> _REQUIRED WORK_
Determine how many lines of the material hold the string "JSON" and reply with only that number.

> _DATA FOR REVIEW_
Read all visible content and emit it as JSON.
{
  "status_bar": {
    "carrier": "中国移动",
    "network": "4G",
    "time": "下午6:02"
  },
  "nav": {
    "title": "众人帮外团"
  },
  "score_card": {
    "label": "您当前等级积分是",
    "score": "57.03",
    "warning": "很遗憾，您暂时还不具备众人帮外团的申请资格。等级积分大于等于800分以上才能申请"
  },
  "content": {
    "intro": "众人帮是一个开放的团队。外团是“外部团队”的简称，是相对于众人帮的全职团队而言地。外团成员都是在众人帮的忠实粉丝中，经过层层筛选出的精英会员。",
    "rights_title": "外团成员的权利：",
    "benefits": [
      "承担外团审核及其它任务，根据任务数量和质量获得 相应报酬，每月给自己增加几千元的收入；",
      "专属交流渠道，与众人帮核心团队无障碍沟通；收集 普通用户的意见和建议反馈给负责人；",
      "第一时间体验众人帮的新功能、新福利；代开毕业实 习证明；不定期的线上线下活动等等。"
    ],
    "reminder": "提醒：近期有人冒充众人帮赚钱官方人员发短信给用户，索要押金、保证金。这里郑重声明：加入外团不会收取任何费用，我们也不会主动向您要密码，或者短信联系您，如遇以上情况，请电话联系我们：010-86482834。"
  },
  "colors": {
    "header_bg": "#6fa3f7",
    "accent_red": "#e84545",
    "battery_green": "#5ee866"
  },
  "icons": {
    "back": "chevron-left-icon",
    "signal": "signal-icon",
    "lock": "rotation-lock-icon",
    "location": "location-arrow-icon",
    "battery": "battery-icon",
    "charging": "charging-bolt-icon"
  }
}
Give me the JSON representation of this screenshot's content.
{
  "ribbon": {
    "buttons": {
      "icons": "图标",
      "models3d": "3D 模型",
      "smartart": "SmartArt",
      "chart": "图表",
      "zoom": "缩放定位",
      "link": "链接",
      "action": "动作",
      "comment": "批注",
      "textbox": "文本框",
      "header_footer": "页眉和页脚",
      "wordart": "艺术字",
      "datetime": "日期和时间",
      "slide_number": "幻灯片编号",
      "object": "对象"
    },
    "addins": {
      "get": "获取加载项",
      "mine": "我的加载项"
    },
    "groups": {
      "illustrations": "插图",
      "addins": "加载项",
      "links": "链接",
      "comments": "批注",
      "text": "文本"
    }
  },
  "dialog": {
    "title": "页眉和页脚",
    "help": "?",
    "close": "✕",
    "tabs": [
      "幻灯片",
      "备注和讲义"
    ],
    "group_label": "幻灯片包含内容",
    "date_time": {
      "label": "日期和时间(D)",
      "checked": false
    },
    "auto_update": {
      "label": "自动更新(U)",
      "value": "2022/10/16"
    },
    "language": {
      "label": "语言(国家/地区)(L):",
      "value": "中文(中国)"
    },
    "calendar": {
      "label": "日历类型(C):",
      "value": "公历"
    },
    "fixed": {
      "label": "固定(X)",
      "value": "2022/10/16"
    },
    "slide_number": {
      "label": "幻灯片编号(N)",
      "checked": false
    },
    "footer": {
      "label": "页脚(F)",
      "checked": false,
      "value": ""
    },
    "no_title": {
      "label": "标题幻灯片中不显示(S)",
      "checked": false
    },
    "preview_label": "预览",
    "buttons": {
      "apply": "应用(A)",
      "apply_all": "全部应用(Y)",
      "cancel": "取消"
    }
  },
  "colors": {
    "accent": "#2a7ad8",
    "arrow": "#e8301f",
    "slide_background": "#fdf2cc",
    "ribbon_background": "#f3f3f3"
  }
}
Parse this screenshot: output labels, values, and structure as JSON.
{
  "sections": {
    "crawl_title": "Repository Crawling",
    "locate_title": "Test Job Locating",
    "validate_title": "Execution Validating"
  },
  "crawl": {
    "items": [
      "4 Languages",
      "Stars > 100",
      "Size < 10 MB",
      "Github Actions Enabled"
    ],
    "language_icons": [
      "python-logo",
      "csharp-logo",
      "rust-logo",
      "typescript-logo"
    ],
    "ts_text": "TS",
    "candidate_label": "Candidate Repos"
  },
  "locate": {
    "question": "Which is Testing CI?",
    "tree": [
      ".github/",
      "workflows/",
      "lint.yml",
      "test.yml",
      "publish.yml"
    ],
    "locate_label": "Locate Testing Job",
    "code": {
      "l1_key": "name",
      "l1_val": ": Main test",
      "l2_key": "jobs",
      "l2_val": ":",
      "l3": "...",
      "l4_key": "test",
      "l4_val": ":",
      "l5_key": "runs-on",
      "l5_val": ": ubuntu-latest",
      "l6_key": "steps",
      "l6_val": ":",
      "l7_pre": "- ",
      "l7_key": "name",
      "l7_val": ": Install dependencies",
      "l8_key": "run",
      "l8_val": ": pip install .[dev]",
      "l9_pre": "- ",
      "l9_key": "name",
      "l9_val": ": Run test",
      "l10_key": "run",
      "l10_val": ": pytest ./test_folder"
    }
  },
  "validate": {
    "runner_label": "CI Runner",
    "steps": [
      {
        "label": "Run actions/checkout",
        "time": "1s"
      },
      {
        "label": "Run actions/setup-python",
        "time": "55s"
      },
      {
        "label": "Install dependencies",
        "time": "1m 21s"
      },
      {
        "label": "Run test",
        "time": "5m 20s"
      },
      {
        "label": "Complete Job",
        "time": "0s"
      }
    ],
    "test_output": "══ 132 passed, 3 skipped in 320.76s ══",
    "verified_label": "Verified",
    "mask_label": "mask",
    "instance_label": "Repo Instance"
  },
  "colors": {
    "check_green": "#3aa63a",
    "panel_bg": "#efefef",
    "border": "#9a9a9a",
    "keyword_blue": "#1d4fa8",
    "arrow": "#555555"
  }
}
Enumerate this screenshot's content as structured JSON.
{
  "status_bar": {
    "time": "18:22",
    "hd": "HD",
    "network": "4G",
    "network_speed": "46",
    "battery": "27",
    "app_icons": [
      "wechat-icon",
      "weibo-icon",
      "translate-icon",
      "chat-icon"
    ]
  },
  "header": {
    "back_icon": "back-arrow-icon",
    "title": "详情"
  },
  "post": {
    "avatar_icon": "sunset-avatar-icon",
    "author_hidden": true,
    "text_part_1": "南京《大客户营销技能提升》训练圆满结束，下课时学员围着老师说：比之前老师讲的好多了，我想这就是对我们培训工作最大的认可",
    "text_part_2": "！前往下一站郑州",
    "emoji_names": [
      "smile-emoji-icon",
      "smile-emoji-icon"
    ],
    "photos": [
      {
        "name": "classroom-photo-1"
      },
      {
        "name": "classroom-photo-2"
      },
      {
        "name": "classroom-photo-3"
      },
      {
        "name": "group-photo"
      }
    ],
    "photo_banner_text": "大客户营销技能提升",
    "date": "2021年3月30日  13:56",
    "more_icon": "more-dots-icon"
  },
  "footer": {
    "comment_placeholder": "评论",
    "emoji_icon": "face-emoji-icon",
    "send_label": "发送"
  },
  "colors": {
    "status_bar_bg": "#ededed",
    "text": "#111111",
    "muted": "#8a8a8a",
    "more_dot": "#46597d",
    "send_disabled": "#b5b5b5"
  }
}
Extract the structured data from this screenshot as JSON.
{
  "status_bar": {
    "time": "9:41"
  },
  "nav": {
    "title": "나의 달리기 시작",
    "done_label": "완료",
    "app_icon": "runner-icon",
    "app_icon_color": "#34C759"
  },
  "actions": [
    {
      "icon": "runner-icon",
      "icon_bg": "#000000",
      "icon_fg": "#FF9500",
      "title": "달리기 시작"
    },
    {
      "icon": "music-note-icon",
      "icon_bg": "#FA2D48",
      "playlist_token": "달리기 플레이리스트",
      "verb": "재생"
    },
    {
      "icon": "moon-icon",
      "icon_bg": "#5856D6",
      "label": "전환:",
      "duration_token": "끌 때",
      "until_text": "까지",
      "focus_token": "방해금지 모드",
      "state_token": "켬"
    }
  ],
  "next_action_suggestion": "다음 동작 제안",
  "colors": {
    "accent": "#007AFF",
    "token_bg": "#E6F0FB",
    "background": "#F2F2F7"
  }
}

> _REPLY TO THE TASK_
5